▸ **Description of the task**
Please give back each line of the material unchanged, but without the images.

▸ **Records shown**
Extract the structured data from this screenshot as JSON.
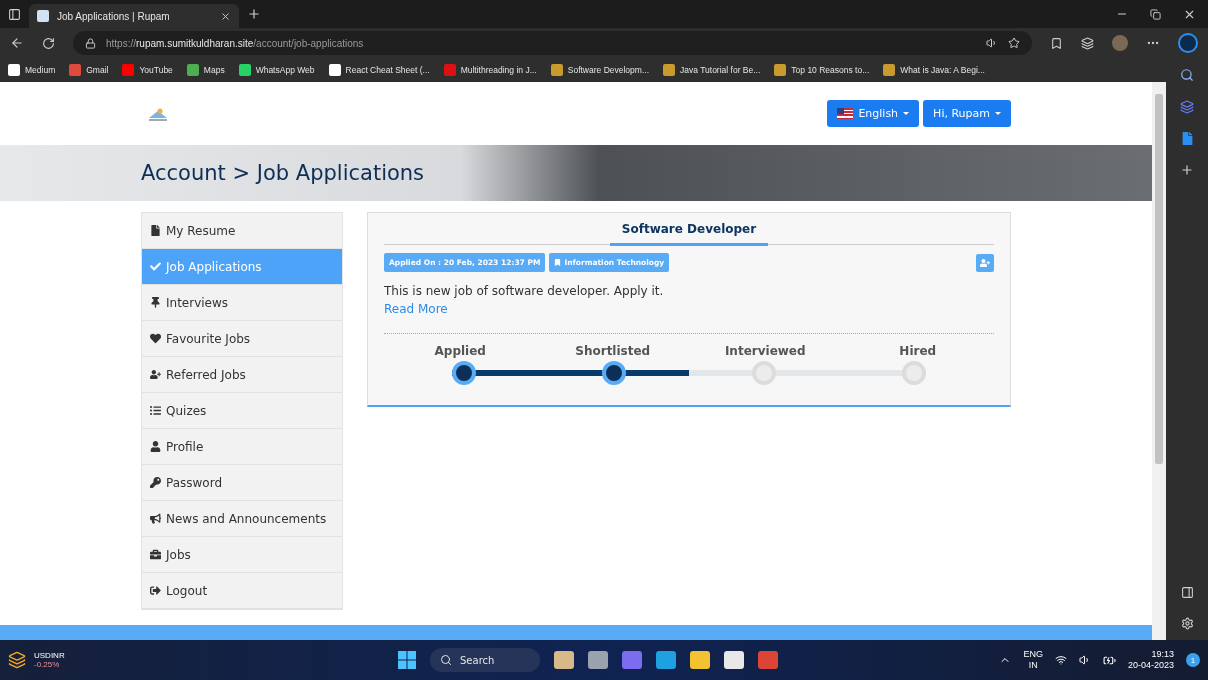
{
  "browser": {
    "tabs": [
      {
        "title": "Job Applications | Rupam",
        "selected": true
      }
    ],
    "url": {
      "scheme": "https://",
      "host": "rupam.sumitkuldharan.site",
      "path": "/account/job-applications"
    },
    "bookmarks": [
      "Medium",
      "Gmail",
      "YouTube",
      "Maps",
      "WhatsApp Web",
      "React Cheat Sheet (...",
      "Multithreading in J...",
      "Software Developm...",
      "Java Tutorial for Be...",
      "Top 10 Reasons to...",
      "What is Java: A Begi..."
    ]
  },
  "header": {
    "language": "English",
    "user": "Hi, Rupam"
  },
  "banner": {
    "breadcrumb": "Account > Job Applications"
  },
  "menu": [
    {
      "label": "My Resume",
      "selected": false
    },
    {
      "label": "Job Applications",
      "selected": true
    },
    {
      "label": "Interviews",
      "selected": false
    },
    {
      "label": "Favourite Jobs",
      "selected": false
    },
    {
      "label": "Referred Jobs",
      "selected": false
    },
    {
      "label": "Quizes",
      "selected": false
    },
    {
      "label": "Profile",
      "selected": false
    },
    {
      "label": "Password",
      "selected": false
    },
    {
      "label": "News and Announcements",
      "selected": false
    },
    {
      "label": "Jobs",
      "selected": false
    },
    {
      "label": "Logout",
      "selected": false
    }
  ],
  "application": {
    "title": "Software Developer",
    "applied_on": "Applied On : 20 Feb, 2023 12:37 PM",
    "category": "Information Technology",
    "description": "This is new job of software developer. Apply it.",
    "read_more": "Read More",
    "progress": {
      "level": 0.5
    },
    "steps": [
      {
        "label": "Applied",
        "done": true
      },
      {
        "label": "Shortlisted",
        "done": true
      },
      {
        "label": "Interviewed",
        "done": false
      },
      {
        "label": "Hired",
        "done": false
      }
    ]
  },
  "taskbar": {
    "ticker": {
      "symbol": "USDINR",
      "change": "-0.25%"
    },
    "search": "Search",
    "language": "ENG",
    "region": "IN",
    "time": "19:13",
    "date": "20-04-2023",
    "notifications": "1"
  }
}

▸ **Finished exercise**
Extract the structured data from this screenshot as JSON.
{
  "browser": {
    "tabs": [
      {
        "title": "Job Applications | Rupam",
        "selected": true
      }
    ],
    "url": {
      "scheme": "https://",
      "host": "rupam.sumitkuldharan.site",
      "path": "/account/job-applications"
    },
    "bookmarks": [
      "Medium",
      "Gmail",
      "YouTube",
      "Maps",
      "WhatsApp Web",
      "React Cheat Sheet (...",
      "Multithreading in J...",
      "Software Developm...",
      "Java Tutorial for Be...",
      "Top 10 Reasons to...",
      "What is Java: A Begi..."
    ]
  },
  "header": {
    "language": "English",
    "user": "Hi, Rupam"
  },
  "banner": {
    "breadcrumb": "Account > Job Applications"
  },
  "menu": [
    {
      "label": "My Resume",
      "selected": false
    },
    {
      "label": "Job Applications",
      "selected": true
    },
    {
      "label": "Interviews",
      "selected": false
    },
    {
      "label": "Favourite Jobs",
      "selected": false
    },
    {
      "label": "Referred Jobs",
      "selected": false
    },
    {
      "label": "Quizes",
      "selected": false
    },
    {
      "label": "Profile",
      "selected": false
    },
    {
      "label": "Password",
      "selected": false
    },
    {
      "label": "News and Announcements",
      "selected": false
    },
    {
      "label": "Jobs",
      "selected": false
    },
    {
      "label": "Logout",
      "selected": false
    }
  ],
  "application": {
    "title": "Software Developer",
    "applied_on": "Applied On : 20 Feb, 2023 12:37 PM",
    "category": "Information Technology",
    "description": "This is new job of software developer. Apply it.",
    "read_more": "Read More",
    "progress": {
      "level": 0.5
    },
    "steps": [
      {
        "label": "Applied",
        "done": true
      },
      {
        "label": "Shortlisted",
        "done": true
      },
      {
        "label": "Interviewed",
        "done": false
      },
      {
        "label": "Hired",
        "done": false
      }
    ]
  },
  "taskbar": {
    "ticker": {
      "symbol": "USDINR",
      "change": "-0.25%"
    },
    "search": "Search",
    "language": "ENG",
    "region": "IN",
    "time": "19:13",
    "date": "20-04-2023",
    "notifications": "1"
  }
}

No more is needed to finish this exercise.